- WHAT YOU ARE ASKED TO DO
Each line below needs to be repeated precisely as it is.

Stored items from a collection
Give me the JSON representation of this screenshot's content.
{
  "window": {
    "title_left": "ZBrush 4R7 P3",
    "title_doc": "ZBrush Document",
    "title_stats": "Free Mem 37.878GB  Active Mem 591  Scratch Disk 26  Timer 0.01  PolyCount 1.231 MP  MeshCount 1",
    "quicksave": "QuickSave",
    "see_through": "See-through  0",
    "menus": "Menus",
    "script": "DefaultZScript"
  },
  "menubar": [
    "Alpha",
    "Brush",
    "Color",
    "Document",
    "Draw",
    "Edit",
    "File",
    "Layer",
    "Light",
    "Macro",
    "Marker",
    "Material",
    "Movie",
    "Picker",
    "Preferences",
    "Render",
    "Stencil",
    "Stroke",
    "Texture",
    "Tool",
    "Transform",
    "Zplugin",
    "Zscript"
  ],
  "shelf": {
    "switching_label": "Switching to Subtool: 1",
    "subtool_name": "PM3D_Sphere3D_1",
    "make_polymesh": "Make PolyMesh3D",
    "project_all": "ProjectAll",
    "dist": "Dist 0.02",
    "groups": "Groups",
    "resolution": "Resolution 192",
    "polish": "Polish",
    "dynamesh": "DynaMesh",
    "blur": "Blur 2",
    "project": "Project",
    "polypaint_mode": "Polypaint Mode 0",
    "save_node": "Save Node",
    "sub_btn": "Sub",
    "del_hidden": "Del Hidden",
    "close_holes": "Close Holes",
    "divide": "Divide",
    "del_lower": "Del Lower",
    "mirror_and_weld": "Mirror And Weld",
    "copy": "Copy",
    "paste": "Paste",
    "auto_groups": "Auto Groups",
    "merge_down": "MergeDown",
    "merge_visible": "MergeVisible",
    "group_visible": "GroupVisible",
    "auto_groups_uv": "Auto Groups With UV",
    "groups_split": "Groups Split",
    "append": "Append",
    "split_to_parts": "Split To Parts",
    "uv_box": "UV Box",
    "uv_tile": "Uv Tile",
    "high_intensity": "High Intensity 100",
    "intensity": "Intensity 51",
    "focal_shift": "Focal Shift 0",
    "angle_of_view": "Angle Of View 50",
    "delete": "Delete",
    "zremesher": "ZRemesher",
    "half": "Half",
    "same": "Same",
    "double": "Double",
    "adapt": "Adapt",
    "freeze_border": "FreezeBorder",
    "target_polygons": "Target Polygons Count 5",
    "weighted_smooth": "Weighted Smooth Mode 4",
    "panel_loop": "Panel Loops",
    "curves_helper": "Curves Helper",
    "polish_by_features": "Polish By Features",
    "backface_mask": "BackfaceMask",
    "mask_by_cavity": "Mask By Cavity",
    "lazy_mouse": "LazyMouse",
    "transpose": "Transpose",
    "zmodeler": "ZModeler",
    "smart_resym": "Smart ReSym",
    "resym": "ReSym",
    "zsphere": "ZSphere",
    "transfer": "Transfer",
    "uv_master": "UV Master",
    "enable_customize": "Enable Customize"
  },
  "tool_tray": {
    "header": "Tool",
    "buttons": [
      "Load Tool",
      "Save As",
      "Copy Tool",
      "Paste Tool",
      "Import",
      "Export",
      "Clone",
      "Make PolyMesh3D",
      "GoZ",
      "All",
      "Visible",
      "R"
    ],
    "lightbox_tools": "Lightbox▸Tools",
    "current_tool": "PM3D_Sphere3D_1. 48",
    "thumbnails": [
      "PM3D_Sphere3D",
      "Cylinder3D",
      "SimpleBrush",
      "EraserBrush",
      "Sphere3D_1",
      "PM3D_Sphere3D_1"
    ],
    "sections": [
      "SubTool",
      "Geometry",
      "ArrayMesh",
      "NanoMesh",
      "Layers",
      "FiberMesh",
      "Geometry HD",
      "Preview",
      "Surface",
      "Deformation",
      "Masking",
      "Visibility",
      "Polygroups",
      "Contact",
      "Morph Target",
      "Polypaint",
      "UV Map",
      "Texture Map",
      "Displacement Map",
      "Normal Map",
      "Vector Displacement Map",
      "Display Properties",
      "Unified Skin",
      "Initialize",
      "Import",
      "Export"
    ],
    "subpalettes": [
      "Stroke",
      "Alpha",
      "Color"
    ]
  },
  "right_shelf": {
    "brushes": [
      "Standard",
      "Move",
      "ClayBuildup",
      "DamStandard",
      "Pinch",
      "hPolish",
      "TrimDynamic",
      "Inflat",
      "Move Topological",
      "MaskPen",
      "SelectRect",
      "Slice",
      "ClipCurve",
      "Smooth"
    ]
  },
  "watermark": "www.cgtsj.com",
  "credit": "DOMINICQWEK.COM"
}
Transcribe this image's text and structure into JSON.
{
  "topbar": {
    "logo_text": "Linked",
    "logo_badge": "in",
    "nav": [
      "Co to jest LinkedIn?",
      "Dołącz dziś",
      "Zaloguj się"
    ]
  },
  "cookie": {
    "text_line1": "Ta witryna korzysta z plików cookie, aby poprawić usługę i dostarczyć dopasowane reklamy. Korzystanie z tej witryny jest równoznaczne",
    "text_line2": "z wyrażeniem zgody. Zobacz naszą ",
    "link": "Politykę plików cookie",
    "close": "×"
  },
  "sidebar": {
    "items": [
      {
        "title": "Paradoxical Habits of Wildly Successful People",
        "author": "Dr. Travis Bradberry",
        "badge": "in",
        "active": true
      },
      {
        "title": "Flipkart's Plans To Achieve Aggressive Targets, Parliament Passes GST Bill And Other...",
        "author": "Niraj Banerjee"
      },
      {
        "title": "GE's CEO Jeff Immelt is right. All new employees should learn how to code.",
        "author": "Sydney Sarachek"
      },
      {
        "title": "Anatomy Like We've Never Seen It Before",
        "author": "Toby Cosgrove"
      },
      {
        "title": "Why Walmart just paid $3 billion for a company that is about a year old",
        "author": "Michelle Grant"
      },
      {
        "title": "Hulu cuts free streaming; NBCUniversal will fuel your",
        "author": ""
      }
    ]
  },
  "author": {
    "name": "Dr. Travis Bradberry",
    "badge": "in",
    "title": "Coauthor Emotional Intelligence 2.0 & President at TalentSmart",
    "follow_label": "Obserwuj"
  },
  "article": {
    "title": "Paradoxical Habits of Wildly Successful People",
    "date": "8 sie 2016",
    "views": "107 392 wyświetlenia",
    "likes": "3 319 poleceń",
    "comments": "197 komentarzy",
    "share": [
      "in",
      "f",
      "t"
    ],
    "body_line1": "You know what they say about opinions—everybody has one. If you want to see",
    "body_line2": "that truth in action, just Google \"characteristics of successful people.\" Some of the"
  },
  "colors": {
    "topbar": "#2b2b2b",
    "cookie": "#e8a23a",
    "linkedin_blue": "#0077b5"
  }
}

- WRITTEN SOLUTION
Give me the JSON representation of this screenshot's content.
{
  "window": {
    "title_left": "ZBrush 4R7 P3",
    "title_doc": "ZBrush Document",
    "title_stats": "Free Mem 37.878GB  Active Mem 591  Scratch Disk 26  Timer 0.01  PolyCount 1.231 MP  MeshCount 1",
    "quicksave": "QuickSave",
    "see_through": "See-through  0",
    "menus": "Menus",
    "script": "DefaultZScript"
  },
  "menubar": [
    "Alpha",
    "Brush",
    "Color",
    "Document",
    "Draw",
    "Edit",
    "File",
    "Layer",
    "Light",
    "Macro",
    "Marker",
    "Material",
    "Movie",
    "Picker",
    "Preferences",
    "Render",
    "Stencil",
    "Stroke",
    "Texture",
    "Tool",
    "Transform",
    "Zplugin",
    "Zscript"
  ],
  "shelf": {
    "switching_label": "Switching to Subtool: 1",
    "subtool_name": "PM3D_Sphere3D_1",
    "make_polymesh": "Make PolyMesh3D",
    "project_all": "ProjectAll",
    "dist": "Dist 0.02",
    "groups": "Groups",
    "resolution": "Resolution 192",
    "polish": "Polish",
    "dynamesh": "DynaMesh",
    "blur": "Blur 2",
    "project": "Project",
    "polypaint_mode": "Polypaint Mode 0",
    "save_node": "Save Node",
    "sub_btn": "Sub",
    "del_hidden": "Del Hidden",
    "close_holes": "Close Holes",
    "divide": "Divide",
    "del_lower": "Del Lower",
    "mirror_and_weld": "Mirror And Weld",
    "copy": "Copy",
    "paste": "Paste",
    "auto_groups": "Auto Groups",
    "merge_down": "MergeDown",
    "merge_visible": "MergeVisible",
    "group_visible": "GroupVisible",
    "auto_groups_uv": "Auto Groups With UV",
    "groups_split": "Groups Split",
    "append": "Append",
    "split_to_parts": "Split To Parts",
    "uv_box": "UV Box",
    "uv_tile": "Uv Tile",
    "high_intensity": "High Intensity 100",
    "intensity": "Intensity 51",
    "focal_shift": "Focal Shift 0",
    "angle_of_view": "Angle Of View 50",
    "delete": "Delete",
    "zremesher": "ZRemesher",
    "half": "Half",
    "same": "Same",
    "double": "Double",
    "adapt": "Adapt",
    "freeze_border": "FreezeBorder",
    "target_polygons": "Target Polygons Count 5",
    "weighted_smooth": "Weighted Smooth Mode 4",
    "panel_loop": "Panel Loops",
    "curves_helper": "Curves Helper",
    "polish_by_features": "Polish By Features",
    "backface_mask": "BackfaceMask",
    "mask_by_cavity": "Mask By Cavity",
    "lazy_mouse": "LazyMouse",
    "transpose": "Transpose",
    "zmodeler": "ZModeler",
    "smart_resym": "Smart ReSym",
    "resym": "ReSym",
    "zsphere": "ZSphere",
    "transfer": "Transfer",
    "uv_master": "UV Master",
    "enable_customize": "Enable Customize"
  },
  "tool_tray": {
    "header": "Tool",
    "buttons": [
      "Load Tool",
      "Save As",
      "Copy Tool",
      "Paste Tool",
      "Import",
      "Export",
      "Clone",
      "Make PolyMesh3D",
      "GoZ",
      "All",
      "Visible",
      "R"
    ],
    "lightbox_tools": "Lightbox▸Tools",
    "current_tool": "PM3D_Sphere3D_1. 48",
    "thumbnails": [
      "PM3D_Sphere3D",
      "Cylinder3D",
      "SimpleBrush",
      "EraserBrush",
      "Sphere3D_1",
      "PM3D_Sphere3D_1"
    ],
    "sections": [
      "SubTool",
      "Geometry",
      "ArrayMesh",
      "NanoMesh",
      "Layers",
      "FiberMesh",
      "Geometry HD",
      "Preview",
      "Surface",
      "Deformation",
      "Masking",
      "Visibility",
      "Polygroups",
      "Contact",
      "Morph Target",
      "Polypaint",
      "UV Map",
      "Texture Map",
      "Displacement Map",
      "Normal Map",
      "Vector Displacement Map",
      "Display Properties",
      "Unified Skin",
      "Initialize",
      "Import",
      "Export"
    ],
    "subpalettes": [
      "Stroke",
      "Alpha",
      "Color"
    ]
  },
  "right_shelf": {
    "brushes": [
      "Standard",
      "Move",
      "ClayBuildup",
      "DamStandard",
      "Pinch",
      "hPolish",
      "TrimDynamic",
      "Inflat",
      "Move Topological",
      "MaskPen",
      "SelectRect",
      "Slice",
      "ClipCurve",
      "Smooth"
    ]
  },
  "watermark": "www.cgtsj.com",
  "credit": "DOMINICQWEK.COM"
}
Transcribe this image's text and structure into JSON.
{
  "topbar": {
    "logo_text": "Linked",
    "logo_badge": "in",
    "nav": [
      "Co to jest LinkedIn?",
      "Dołącz dziś",
      "Zaloguj się"
    ]
  },
  "cookie": {
    "text_line1": "Ta witryna korzysta z plików cookie, aby poprawić usługę i dostarczyć dopasowane reklamy. Korzystanie z tej witryny jest równoznaczne",
    "text_line2": "z wyrażeniem zgody. Zobacz naszą ",
    "link": "Politykę plików cookie",
    "close": "×"
  },
  "sidebar": {
    "items": [
      {
        "title": "Paradoxical Habits of Wildly Successful People",
        "author": "Dr. Travis Bradberry",
        "badge": "in",
        "active": true
      },
      {
        "title": "Flipkart's Plans To Achieve Aggressive Targets, Parliament Passes GST Bill And Other...",
        "author": "Niraj Banerjee"
      },
      {
        "title": "GE's CEO Jeff Immelt is right. All new employees should learn how to code.",
        "author": "Sydney Sarachek"
      },
      {
        "title": "Anatomy Like We've Never Seen It Before",
        "author": "Toby Cosgrove"
      },
      {
        "title": "Why Walmart just paid $3 billion for a company that is about a year old",
        "author": "Michelle Grant"
      },
      {
        "title": "Hulu cuts free streaming; NBCUniversal will fuel your",
        "author": ""
      }
    ]
  },
  "author": {
    "name": "Dr. Travis Bradberry",
    "badge": "in",
    "title": "Coauthor Emotional Intelligence 2.0 & President at TalentSmart",
    "follow_label": "Obserwuj"
  },
  "article": {
    "title": "Paradoxical Habits of Wildly Successful People",
    "date": "8 sie 2016",
    "views": "107 392 wyświetlenia",
    "likes": "3 319 poleceń",
    "comments": "197 komentarzy",
    "share": [
      "in",
      "f",
      "t"
    ],
    "body_line1": "You know what they say about opinions—everybody has one. If you want to see",
    "body_line2": "that truth in action, just Google \"characteristics of successful people.\" Some of the"
  },
  "colors": {
    "topbar": "#2b2b2b",
    "cookie": "#e8a23a",
    "linkedin_blue": "#0077b5"
  }
}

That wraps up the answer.